Every entry that appears below is to be output exactly.

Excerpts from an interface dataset
^^^^

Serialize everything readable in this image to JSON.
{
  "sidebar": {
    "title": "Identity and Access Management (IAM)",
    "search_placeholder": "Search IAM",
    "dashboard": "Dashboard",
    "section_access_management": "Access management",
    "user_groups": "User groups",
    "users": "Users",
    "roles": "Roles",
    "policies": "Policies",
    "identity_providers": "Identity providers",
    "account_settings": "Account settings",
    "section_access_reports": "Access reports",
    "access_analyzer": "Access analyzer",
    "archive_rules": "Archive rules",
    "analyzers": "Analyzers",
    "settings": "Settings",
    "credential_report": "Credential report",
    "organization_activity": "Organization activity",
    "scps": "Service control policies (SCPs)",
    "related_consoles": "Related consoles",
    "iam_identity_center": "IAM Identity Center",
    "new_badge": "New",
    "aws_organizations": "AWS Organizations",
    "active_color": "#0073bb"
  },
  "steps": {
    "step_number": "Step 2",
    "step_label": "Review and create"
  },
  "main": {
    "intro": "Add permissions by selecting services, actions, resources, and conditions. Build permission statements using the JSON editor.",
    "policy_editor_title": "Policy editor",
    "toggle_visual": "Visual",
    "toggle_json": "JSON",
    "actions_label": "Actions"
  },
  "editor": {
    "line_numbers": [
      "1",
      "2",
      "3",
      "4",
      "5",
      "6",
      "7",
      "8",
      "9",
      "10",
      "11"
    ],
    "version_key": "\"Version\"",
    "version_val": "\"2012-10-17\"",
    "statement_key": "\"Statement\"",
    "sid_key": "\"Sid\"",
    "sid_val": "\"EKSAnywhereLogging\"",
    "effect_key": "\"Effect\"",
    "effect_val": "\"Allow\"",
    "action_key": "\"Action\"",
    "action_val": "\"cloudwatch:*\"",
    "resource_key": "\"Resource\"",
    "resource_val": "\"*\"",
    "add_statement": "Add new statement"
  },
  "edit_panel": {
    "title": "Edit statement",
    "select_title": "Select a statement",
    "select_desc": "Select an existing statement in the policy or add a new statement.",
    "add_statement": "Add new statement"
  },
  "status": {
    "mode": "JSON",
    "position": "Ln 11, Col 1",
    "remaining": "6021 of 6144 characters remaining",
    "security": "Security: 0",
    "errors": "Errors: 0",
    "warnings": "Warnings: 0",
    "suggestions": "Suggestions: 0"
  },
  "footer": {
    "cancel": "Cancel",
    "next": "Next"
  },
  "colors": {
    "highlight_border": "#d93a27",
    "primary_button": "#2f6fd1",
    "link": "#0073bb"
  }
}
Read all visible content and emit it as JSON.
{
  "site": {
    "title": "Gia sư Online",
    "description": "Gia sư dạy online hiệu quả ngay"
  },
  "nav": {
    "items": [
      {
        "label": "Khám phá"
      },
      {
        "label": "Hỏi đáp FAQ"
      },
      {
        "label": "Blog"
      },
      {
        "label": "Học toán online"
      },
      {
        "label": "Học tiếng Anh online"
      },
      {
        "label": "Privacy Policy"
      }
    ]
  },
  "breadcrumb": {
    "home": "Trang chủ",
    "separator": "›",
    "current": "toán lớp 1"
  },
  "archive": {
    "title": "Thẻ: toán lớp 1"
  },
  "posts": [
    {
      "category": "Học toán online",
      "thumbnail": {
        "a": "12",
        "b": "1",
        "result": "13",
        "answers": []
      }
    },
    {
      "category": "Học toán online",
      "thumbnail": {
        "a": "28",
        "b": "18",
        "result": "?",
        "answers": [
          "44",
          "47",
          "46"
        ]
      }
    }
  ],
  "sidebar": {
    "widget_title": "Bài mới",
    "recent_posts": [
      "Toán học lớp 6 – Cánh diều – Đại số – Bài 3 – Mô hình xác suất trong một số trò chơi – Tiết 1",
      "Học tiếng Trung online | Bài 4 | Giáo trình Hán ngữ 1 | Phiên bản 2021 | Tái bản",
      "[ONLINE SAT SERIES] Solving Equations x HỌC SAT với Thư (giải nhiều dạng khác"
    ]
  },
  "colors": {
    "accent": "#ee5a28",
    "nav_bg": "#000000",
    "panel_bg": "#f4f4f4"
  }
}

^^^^

> **PROBLEM SOLUTION**
Serialize everything readable in this image to JSON.
{
  "sidebar": {
    "title": "Identity and Access Management (IAM)",
    "search_placeholder": "Search IAM",
    "dashboard": "Dashboard",
    "section_access_management": "Access management",
    "user_groups": "User groups",
    "users": "Users",
    "roles": "Roles",
    "policies": "Policies",
    "identity_providers": "Identity providers",
    "account_settings": "Account settings",
    "section_access_reports": "Access reports",
    "access_analyzer": "Access analyzer",
    "archive_rules": "Archive rules",
    "analyzers": "Analyzers",
    "settings": "Settings",
    "credential_report": "Credential report",
    "organization_activity": "Organization activity",
    "scps": "Service control policies (SCPs)",
    "related_consoles": "Related consoles",
    "iam_identity_center": "IAM Identity Center",
    "new_badge": "New",
    "aws_organizations": "AWS Organizations",
    "active_color": "#0073bb"
  },
  "steps": {
    "step_number": "Step 2",
    "step_label": "Review and create"
  },
  "main": {
    "intro": "Add permissions by selecting services, actions, resources, and conditions. Build permission statements using the JSON editor.",
    "policy_editor_title": "Policy editor",
    "toggle_visual": "Visual",
    "toggle_json": "JSON",
    "actions_label": "Actions"
  },
  "editor": {
    "line_numbers": [
      "1",
      "2",
      "3",
      "4",
      "5",
      "6",
      "7",
      "8",
      "9",
      "10",
      "11"
    ],
    "version_key": "\"Version\"",
    "version_val": "\"2012-10-17\"",
    "statement_key": "\"Statement\"",
    "sid_key": "\"Sid\"",
    "sid_val": "\"EKSAnywhereLogging\"",
    "effect_key": "\"Effect\"",
    "effect_val": "\"Allow\"",
    "action_key": "\"Action\"",
    "action_val": "\"cloudwatch:*\"",
    "resource_key": "\"Resource\"",
    "resource_val": "\"*\"",
    "add_statement": "Add new statement"
  },
  "edit_panel": {
    "title": "Edit statement",
    "select_title": "Select a statement",
    "select_desc": "Select an existing statement in the policy or add a new statement.",
    "add_statement": "Add new statement"
  },
  "status": {
    "mode": "JSON",
    "position": "Ln 11, Col 1",
    "remaining": "6021 of 6144 characters remaining",
    "security": "Security: 0",
    "errors": "Errors: 0",
    "warnings": "Warnings: 0",
    "suggestions": "Suggestions: 0"
  },
  "footer": {
    "cancel": "Cancel",
    "next": "Next"
  },
  "colors": {
    "highlight_border": "#d93a27",
    "primary_button": "#2f6fd1",
    "link": "#0073bb"
  }
}
Read all visible content and emit it as JSON.
{
  "site": {
    "title": "Gia sư Online",
    "description": "Gia sư dạy online hiệu quả ngay"
  },
  "nav": {
    "items": [
      {
        "label": "Khám phá"
      },
      {
        "label": "Hỏi đáp FAQ"
      },
      {
        "label": "Blog"
      },
      {
        "label": "Học toán online"
      },
      {
        "label": "Học tiếng Anh online"
      },
      {
        "label": "Privacy Policy"
      }
    ]
  },
  "breadcrumb": {
    "home": "Trang chủ",
    "separator": "›",
    "current": "toán lớp 1"
  },
  "archive": {
    "title": "Thẻ: toán lớp 1"
  },
  "posts": [
    {
      "category": "Học toán online",
      "thumbnail": {
        "a": "12",
        "b": "1",
        "result": "13",
        "answers": []
      }
    },
    {
      "category": "Học toán online",
      "thumbnail": {
        "a": "28",
        "b": "18",
        "result": "?",
        "answers": [
          "44",
          "47",
          "46"
        ]
      }
    }
  ],
  "sidebar": {
    "widget_title": "Bài mới",
    "recent_posts": [
      "Toán học lớp 6 – Cánh diều – Đại số – Bài 3 – Mô hình xác suất trong một số trò chơi – Tiết 1",
      "Học tiếng Trung online | Bài 4 | Giáo trình Hán ngữ 1 | Phiên bản 2021 | Tái bản",
      "[ONLINE SAT SERIES] Solving Equations x HỌC SAT với Thư (giải nhiều dạng khác"
    ]
  },
  "colors": {
    "accent": "#ee5a28",
    "nav_bg": "#000000",
    "panel_bg": "#f4f4f4"
  }
}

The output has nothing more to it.